(Stored items)
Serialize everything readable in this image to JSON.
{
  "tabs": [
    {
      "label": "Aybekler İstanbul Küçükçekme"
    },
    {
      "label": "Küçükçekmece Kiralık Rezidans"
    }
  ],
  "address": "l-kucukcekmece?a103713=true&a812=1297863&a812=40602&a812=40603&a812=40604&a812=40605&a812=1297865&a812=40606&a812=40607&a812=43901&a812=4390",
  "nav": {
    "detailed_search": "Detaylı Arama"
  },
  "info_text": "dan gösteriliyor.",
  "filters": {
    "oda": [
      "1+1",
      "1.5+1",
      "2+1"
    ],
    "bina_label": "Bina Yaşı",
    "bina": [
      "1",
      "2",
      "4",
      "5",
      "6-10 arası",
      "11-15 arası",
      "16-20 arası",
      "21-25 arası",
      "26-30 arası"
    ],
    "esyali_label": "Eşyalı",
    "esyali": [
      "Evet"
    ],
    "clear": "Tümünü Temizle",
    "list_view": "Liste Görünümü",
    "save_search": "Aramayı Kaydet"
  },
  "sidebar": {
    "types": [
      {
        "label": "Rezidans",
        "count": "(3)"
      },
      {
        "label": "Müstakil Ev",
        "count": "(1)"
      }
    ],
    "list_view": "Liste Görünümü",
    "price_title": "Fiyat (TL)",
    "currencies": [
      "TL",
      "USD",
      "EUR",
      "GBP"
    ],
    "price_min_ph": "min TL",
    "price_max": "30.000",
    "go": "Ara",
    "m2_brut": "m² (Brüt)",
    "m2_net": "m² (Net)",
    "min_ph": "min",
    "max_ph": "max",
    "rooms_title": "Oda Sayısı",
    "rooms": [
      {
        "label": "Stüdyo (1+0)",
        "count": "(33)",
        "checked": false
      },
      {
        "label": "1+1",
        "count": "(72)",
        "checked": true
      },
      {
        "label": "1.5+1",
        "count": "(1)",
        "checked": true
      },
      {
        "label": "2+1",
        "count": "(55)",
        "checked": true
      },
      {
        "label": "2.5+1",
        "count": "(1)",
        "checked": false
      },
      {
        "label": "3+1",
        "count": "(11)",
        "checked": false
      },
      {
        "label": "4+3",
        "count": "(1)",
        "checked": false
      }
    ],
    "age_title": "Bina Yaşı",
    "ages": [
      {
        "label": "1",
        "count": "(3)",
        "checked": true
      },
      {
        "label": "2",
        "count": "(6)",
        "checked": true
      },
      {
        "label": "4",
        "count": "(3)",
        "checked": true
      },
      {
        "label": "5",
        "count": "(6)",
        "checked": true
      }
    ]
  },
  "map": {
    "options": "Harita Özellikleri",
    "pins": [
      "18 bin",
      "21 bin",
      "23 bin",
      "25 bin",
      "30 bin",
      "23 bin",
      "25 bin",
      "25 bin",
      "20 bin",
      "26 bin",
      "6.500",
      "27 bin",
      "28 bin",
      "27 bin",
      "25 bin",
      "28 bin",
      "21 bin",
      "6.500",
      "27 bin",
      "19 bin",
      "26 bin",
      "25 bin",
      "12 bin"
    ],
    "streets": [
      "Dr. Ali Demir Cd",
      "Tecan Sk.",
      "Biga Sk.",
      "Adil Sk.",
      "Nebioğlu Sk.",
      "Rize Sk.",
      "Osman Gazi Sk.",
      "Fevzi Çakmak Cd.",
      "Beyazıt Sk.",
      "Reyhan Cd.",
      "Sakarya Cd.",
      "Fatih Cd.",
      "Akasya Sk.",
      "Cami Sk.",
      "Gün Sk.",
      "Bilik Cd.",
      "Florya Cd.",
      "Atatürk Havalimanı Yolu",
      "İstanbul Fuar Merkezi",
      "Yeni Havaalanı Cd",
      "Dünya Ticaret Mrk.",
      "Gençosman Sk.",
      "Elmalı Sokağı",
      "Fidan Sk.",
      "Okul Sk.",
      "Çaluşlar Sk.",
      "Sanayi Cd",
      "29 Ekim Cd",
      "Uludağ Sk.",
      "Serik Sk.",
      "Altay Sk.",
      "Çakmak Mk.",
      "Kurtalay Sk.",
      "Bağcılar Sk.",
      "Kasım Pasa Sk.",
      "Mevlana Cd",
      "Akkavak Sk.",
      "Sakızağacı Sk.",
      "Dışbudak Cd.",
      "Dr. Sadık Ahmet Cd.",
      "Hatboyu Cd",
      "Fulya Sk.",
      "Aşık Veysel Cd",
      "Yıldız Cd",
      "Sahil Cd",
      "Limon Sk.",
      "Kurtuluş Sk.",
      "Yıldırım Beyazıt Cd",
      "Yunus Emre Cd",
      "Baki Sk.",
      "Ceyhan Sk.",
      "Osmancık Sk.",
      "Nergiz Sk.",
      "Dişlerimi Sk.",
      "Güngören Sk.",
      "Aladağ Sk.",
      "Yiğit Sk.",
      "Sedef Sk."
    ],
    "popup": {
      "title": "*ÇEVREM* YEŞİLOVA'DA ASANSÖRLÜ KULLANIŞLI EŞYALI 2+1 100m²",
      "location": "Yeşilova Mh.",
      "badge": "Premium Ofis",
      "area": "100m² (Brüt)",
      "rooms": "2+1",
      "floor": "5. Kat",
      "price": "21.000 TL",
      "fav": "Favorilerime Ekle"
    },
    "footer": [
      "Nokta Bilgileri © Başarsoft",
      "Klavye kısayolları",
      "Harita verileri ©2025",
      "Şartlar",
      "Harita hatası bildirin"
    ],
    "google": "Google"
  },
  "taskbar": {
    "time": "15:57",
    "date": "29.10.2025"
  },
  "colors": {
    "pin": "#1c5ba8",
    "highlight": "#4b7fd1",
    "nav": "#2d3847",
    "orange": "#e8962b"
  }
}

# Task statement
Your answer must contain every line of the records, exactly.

# Answer area
Serialize everything readable in this image to JSON.
{
  "tabs": [
    {
      "label": "Aybekler İstanbul Küçükçekme"
    },
    {
      "label": "Küçükçekmece Kiralık Rezidans"
    }
  ],
  "address": "l-kucukcekmece?a103713=true&a812=1297863&a812=40602&a812=40603&a812=40604&a812=40605&a812=1297865&a812=40606&a812=40607&a812=43901&a812=4390",
  "nav": {
    "detailed_search": "Detaylı Arama"
  },
  "info_text": "dan gösteriliyor.",
  "filters": {
    "oda": [
      "1+1",
      "1.5+1",
      "2+1"
    ],
    "bina_label": "Bina Yaşı",
    "bina": [
      "1",
      "2",
      "4",
      "5",
      "6-10 arası",
      "11-15 arası",
      "16-20 arası",
      "21-25 arası",
      "26-30 arası"
    ],
    "esyali_label": "Eşyalı",
    "esyali": [
      "Evet"
    ],
    "clear": "Tümünü Temizle",
    "list_view": "Liste Görünümü",
    "save_search": "Aramayı Kaydet"
  },
  "sidebar": {
    "types": [
      {
        "label": "Rezidans",
        "count": "(3)"
      },
      {
        "label": "Müstakil Ev",
        "count": "(1)"
      }
    ],
    "list_view": "Liste Görünümü",
    "price_title": "Fiyat (TL)",
    "currencies": [
      "TL",
      "USD",
      "EUR",
      "GBP"
    ],
    "price_min_ph": "min TL",
    "price_max": "30.000",
    "go": "Ara",
    "m2_brut": "m² (Brüt)",
    "m2_net": "m² (Net)",
    "min_ph": "min",
    "max_ph": "max",
    "rooms_title": "Oda Sayısı",
    "rooms": [
      {
        "label": "Stüdyo (1+0)",
        "count": "(33)",
        "checked": false
      },
      {
        "label": "1+1",
        "count": "(72)",
        "checked": true
      },
      {
        "label": "1.5+1",
        "count": "(1)",
        "checked": true
      },
      {
        "label": "2+1",
        "count": "(55)",
        "checked": true
      },
      {
        "label": "2.5+1",
        "count": "(1)",
        "checked": false
      },
      {
        "label": "3+1",
        "count": "(11)",
        "checked": false
      },
      {
        "label": "4+3",
        "count": "(1)",
        "checked": false
      }
    ],
    "age_title": "Bina Yaşı",
    "ages": [
      {
        "label": "1",
        "count": "(3)",
        "checked": true
      },
      {
        "label": "2",
        "count": "(6)",
        "checked": true
      },
      {
        "label": "4",
        "count": "(3)",
        "checked": true
      },
      {
        "label": "5",
        "count": "(6)",
        "checked": true
      }
    ]
  },
  "map": {
    "options": "Harita Özellikleri",
    "pins": [
      "18 bin",
      "21 bin",
      "23 bin",
      "25 bin",
      "30 bin",
      "23 bin",
      "25 bin",
      "25 bin",
      "20 bin",
      "26 bin",
      "6.500",
      "27 bin",
      "28 bin",
      "27 bin",
      "25 bin",
      "28 bin",
      "21 bin",
      "6.500",
      "27 bin",
      "19 bin",
      "26 bin",
      "25 bin",
      "12 bin"
    ],
    "streets": [
      "Dr. Ali Demir Cd",
      "Tecan Sk.",
      "Biga Sk.",
      "Adil Sk.",
      "Nebioğlu Sk.",
      "Rize Sk.",
      "Osman Gazi Sk.",
      "Fevzi Çakmak Cd.",
      "Beyazıt Sk.",
      "Reyhan Cd.",
      "Sakarya Cd.",
      "Fatih Cd.",
      "Akasya Sk.",
      "Cami Sk.",
      "Gün Sk.",
      "Bilik Cd.",
      "Florya Cd.",
      "Atatürk Havalimanı Yolu",
      "İstanbul Fuar Merkezi",
      "Yeni Havaalanı Cd",
      "Dünya Ticaret Mrk.",
      "Gençosman Sk.",
      "Elmalı Sokağı",
      "Fidan Sk.",
      "Okul Sk.",
      "Çaluşlar Sk.",
      "Sanayi Cd",
      "29 Ekim Cd",
      "Uludağ Sk.",
      "Serik Sk.",
      "Altay Sk.",
      "Çakmak Mk.",
      "Kurtalay Sk.",
      "Bağcılar Sk.",
      "Kasım Pasa Sk.",
      "Mevlana Cd",
      "Akkavak Sk.",
      "Sakızağacı Sk.",
      "Dışbudak Cd.",
      "Dr. Sadık Ahmet Cd.",
      "Hatboyu Cd",
      "Fulya Sk.",
      "Aşık Veysel Cd",
      "Yıldız Cd",
      "Sahil Cd",
      "Limon Sk.",
      "Kurtuluş Sk.",
      "Yıldırım Beyazıt Cd",
      "Yunus Emre Cd",
      "Baki Sk.",
      "Ceyhan Sk.",
      "Osmancık Sk.",
      "Nergiz Sk.",
      "Dişlerimi Sk.",
      "Güngören Sk.",
      "Aladağ Sk.",
      "Yiğit Sk.",
      "Sedef Sk."
    ],
    "popup": {
      "title": "*ÇEVREM* YEŞİLOVA'DA ASANSÖRLÜ KULLANIŞLI EŞYALI 2+1 100m²",
      "location": "Yeşilova Mh.",
      "badge": "Premium Ofis",
      "area": "100m² (Brüt)",
      "rooms": "2+1",
      "floor": "5. Kat",
      "price": "21.000 TL",
      "fav": "Favorilerime Ekle"
    },
    "footer": [
      "Nokta Bilgileri © Başarsoft",
      "Klavye kısayolları",
      "Harita verileri ©2025",
      "Şartlar",
      "Harita hatası bildirin"
    ],
    "google": "Google"
  },
  "taskbar": {
    "time": "15:57",
    "date": "29.10.2025"
  },
  "colors": {
    "pin": "#1c5ba8",
    "highlight": "#4b7fd1",
    "nav": "#2d3847",
    "orange": "#e8962b"
  }
}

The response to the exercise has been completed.